#### What you are asked to do:
Return the full listing word for word, but drop every picture from it.

++++ The data

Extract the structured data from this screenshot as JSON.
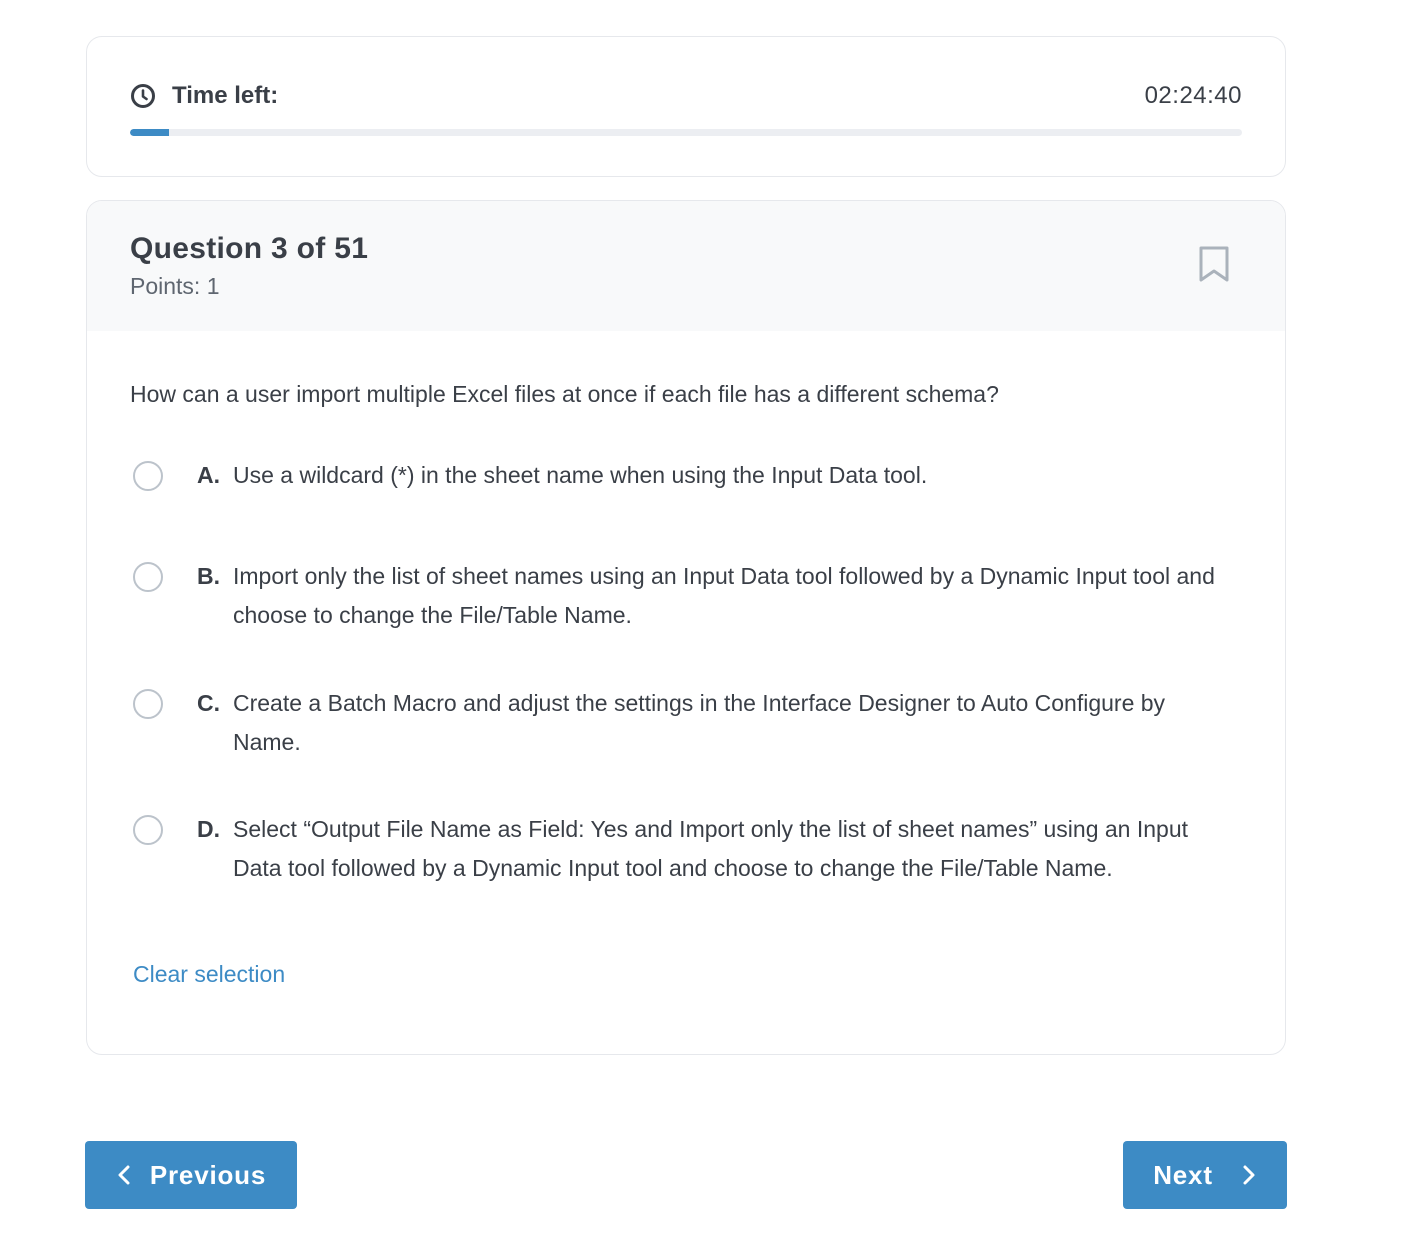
{
  "timer": {
    "label": "Time left:",
    "value": "02:24:40",
    "progress_fraction": 0.035,
    "icon": "clock-icon"
  },
  "question": {
    "title": "Question 3 of 51",
    "points": "Points: 1",
    "bookmark_icon": "bookmark-icon",
    "text": "How can a user import multiple Excel files at once if each file has a different schema?",
    "options": [
      {
        "letter": "A.",
        "text": "Use a wildcard (*) in the sheet name when using the Input Data tool."
      },
      {
        "letter": "B.",
        "text": "Import only the list of sheet names using an Input Data tool followed by a Dynamic Input tool and choose to change the File/Table Name."
      },
      {
        "letter": "C.",
        "text": "Create a Batch Macro and adjust the settings in the Interface Designer to Auto Configure by Name."
      },
      {
        "letter": "D.",
        "text": "Select “Output File Name as Field: Yes and Import only the list of sheet names” using an Input Data tool followed by a Dynamic Input tool and choose to change the File/Table Name."
      }
    ],
    "clear_label": "Clear selection"
  },
  "nav": {
    "previous_label": "Previous",
    "next_label": "Next"
  },
  "colors": {
    "accent": "#3d8bc5",
    "text": "#3a3f47",
    "muted": "#5f6670",
    "header_bg": "#f8f9fa"
  }
}
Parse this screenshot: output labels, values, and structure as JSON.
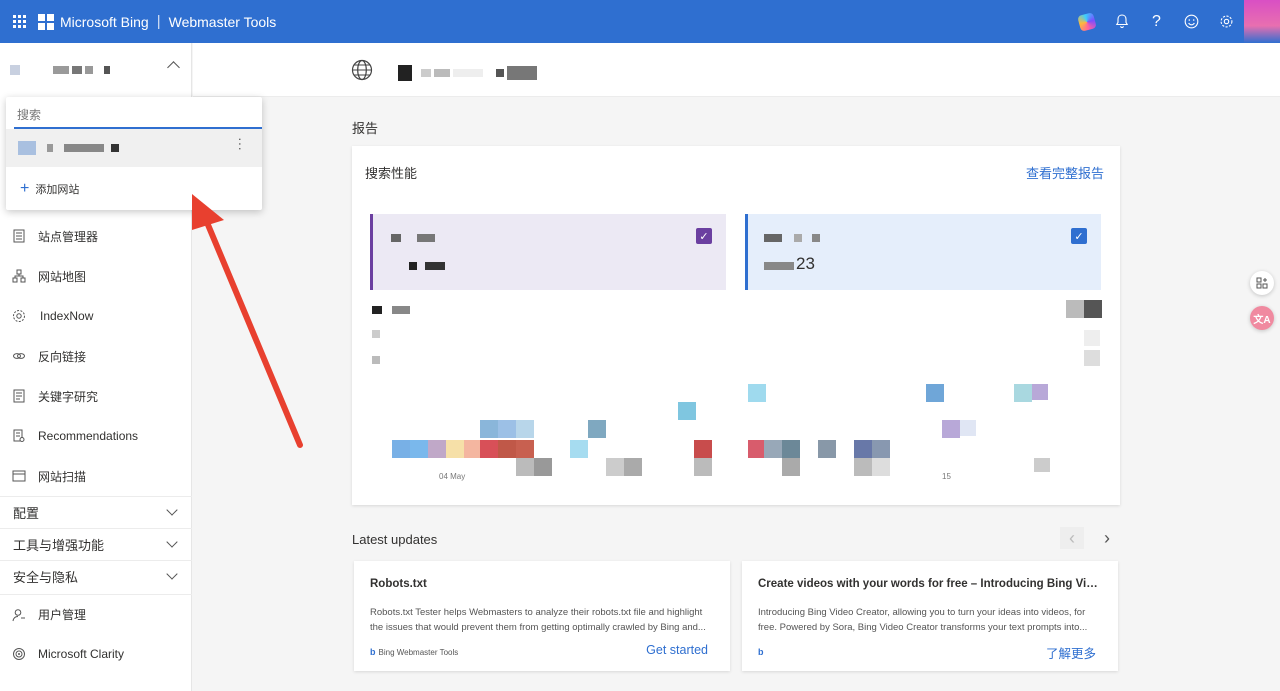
{
  "topbar": {
    "brand": "Microsoft Bing",
    "product": "Webmaster Tools",
    "icons": [
      "app-launcher-icon",
      "copilot-icon",
      "bell-icon",
      "help-icon",
      "feedback-smiley-icon",
      "gear-icon"
    ]
  },
  "dropdown": {
    "search_placeholder": "搜索",
    "add_site_label": "添加网站"
  },
  "sidebar": {
    "items": [
      {
        "label": "站点管理器",
        "icon": "site-manager-icon"
      },
      {
        "label": "网站地图",
        "icon": "sitemap-icon"
      },
      {
        "label": "IndexNow",
        "icon": "indexnow-icon"
      },
      {
        "label": "反向链接",
        "icon": "backlinks-icon"
      },
      {
        "label": "关键字研究",
        "icon": "keyword-research-icon"
      },
      {
        "label": "Recommendations",
        "icon": "recommendations-icon"
      },
      {
        "label": "网站扫描",
        "icon": "site-scan-icon"
      }
    ],
    "groups": [
      {
        "label": "配置"
      },
      {
        "label": "工具与增强功能"
      },
      {
        "label": "安全与隐私"
      }
    ],
    "bottom_items": [
      {
        "label": "用户管理",
        "icon": "user-management-icon"
      },
      {
        "label": "Microsoft Clarity",
        "icon": "clarity-icon"
      }
    ]
  },
  "main": {
    "reports_title": "报告",
    "search_performance": {
      "title": "搜索性能",
      "view_full_report": "查看完整报告",
      "impressions_value_visible": "23",
      "x_labels": [
        "04 May",
        "15"
      ]
    },
    "latest_updates": {
      "title": "Latest updates",
      "cards": [
        {
          "title": "Robots.txt",
          "body": "Robots.txt Tester helps Webmasters to analyze their robots.txt file and highlight the issues that would prevent them from getting optimally crawled by Bing and...",
          "source": "Bing Webmaster Tools",
          "cta": "Get started"
        },
        {
          "title": "Create videos with your words for free – Introducing Bing Video C...",
          "body": "Introducing Bing Video Creator, allowing you to turn your ideas into videos, for free. Powered by Sora, Bing Video Creator transforms your text prompts into...",
          "source": "",
          "cta": "了解更多"
        }
      ]
    }
  },
  "floating": {
    "translate_label": "文A"
  },
  "colors": {
    "brand_blue": "#2f6fd0",
    "clicks_purple": "#6b3fa0",
    "annotation_red": "#e8402f"
  }
}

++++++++

#### Task output:
Extract the structured data from this screenshot as JSON.
{
  "timer": {
    "label": "Time left:",
    "value": "02:24:40",
    "progress_fraction": 0.035,
    "icon": "clock-icon"
  },
  "question": {
    "title": "Question 3 of 51",
    "points": "Points: 1",
    "bookmark_icon": "bookmark-icon",
    "text": "How can a user import multiple Excel files at once if each file has a different schema?",
    "options": [
      {
        "letter": "A.",
        "text": "Use a wildcard (*) in the sheet name when using the Input Data tool."
      },
      {
        "letter": "B.",
        "text": "Import only the list of sheet names using an Input Data tool followed by a Dynamic Input tool and choose to change the File/Table Name."
      },
      {
        "letter": "C.",
        "text": "Create a Batch Macro and adjust the settings in the Interface Designer to Auto Configure by Name."
      },
      {
        "letter": "D.",
        "text": "Select “Output File Name as Field: Yes and Import only the list of sheet names” using an Input Data tool followed by a Dynamic Input tool and choose to change the File/Table Name."
      }
    ],
    "clear_label": "Clear selection"
  },
  "nav": {
    "previous_label": "Previous",
    "next_label": "Next"
  },
  "colors": {
    "accent": "#3d8bc5",
    "text": "#3a3f47",
    "muted": "#5f6670",
    "header_bg": "#f8f9fa"
  }
}
Parse this screenshot: output labels, values, and structure as JSON.
{
  "topbar": {
    "brand": "Microsoft Bing",
    "product": "Webmaster Tools",
    "icons": [
      "app-launcher-icon",
      "copilot-icon",
      "bell-icon",
      "help-icon",
      "feedback-smiley-icon",
      "gear-icon"
    ]
  },
  "dropdown": {
    "search_placeholder": "搜索",
    "add_site_label": "添加网站"
  },
  "sidebar": {
    "items": [
      {
        "label": "站点管理器",
        "icon": "site-manager-icon"
      },
      {
        "label": "网站地图",
        "icon": "sitemap-icon"
      },
      {
        "label": "IndexNow",
        "icon": "indexnow-icon"
      },
      {
        "label": "反向链接",
        "icon": "backlinks-icon"
      },
      {
        "label": "关键字研究",
        "icon": "keyword-research-icon"
      },
      {
        "label": "Recommendations",
        "icon": "recommendations-icon"
      },
      {
        "label": "网站扫描",
        "icon": "site-scan-icon"
      }
    ],
    "groups": [
      {
        "label": "配置"
      },
      {
        "label": "工具与增强功能"
      },
      {
        "label": "安全与隐私"
      }
    ],
    "bottom_items": [
      {
        "label": "用户管理",
        "icon": "user-management-icon"
      },
      {
        "label": "Microsoft Clarity",
        "icon": "clarity-icon"
      }
    ]
  },
  "main": {
    "reports_title": "报告",
    "search_performance": {
      "title": "搜索性能",
      "view_full_report": "查看完整报告",
      "impressions_value_visible": "23",
      "x_labels": [
        "04 May",
        "15"
      ]
    },
    "latest_updates": {
      "title": "Latest updates",
      "cards": [
        {
          "title": "Robots.txt",
          "body": "Robots.txt Tester helps Webmasters to analyze their robots.txt file and highlight the issues that would prevent them from getting optimally crawled by Bing and...",
          "source": "Bing Webmaster Tools",
          "cta": "Get started"
        },
        {
          "title": "Create videos with your words for free – Introducing Bing Video C...",
          "body": "Introducing Bing Video Creator, allowing you to turn your ideas into videos, for free. Powered by Sora, Bing Video Creator transforms your text prompts into...",
          "source": "",
          "cta": "了解更多"
        }
      ]
    }
  },
  "floating": {
    "translate_label": "文A"
  },
  "colors": {
    "brand_blue": "#2f6fd0",
    "clicks_purple": "#6b3fa0",
    "annotation_red": "#e8402f"
  }
}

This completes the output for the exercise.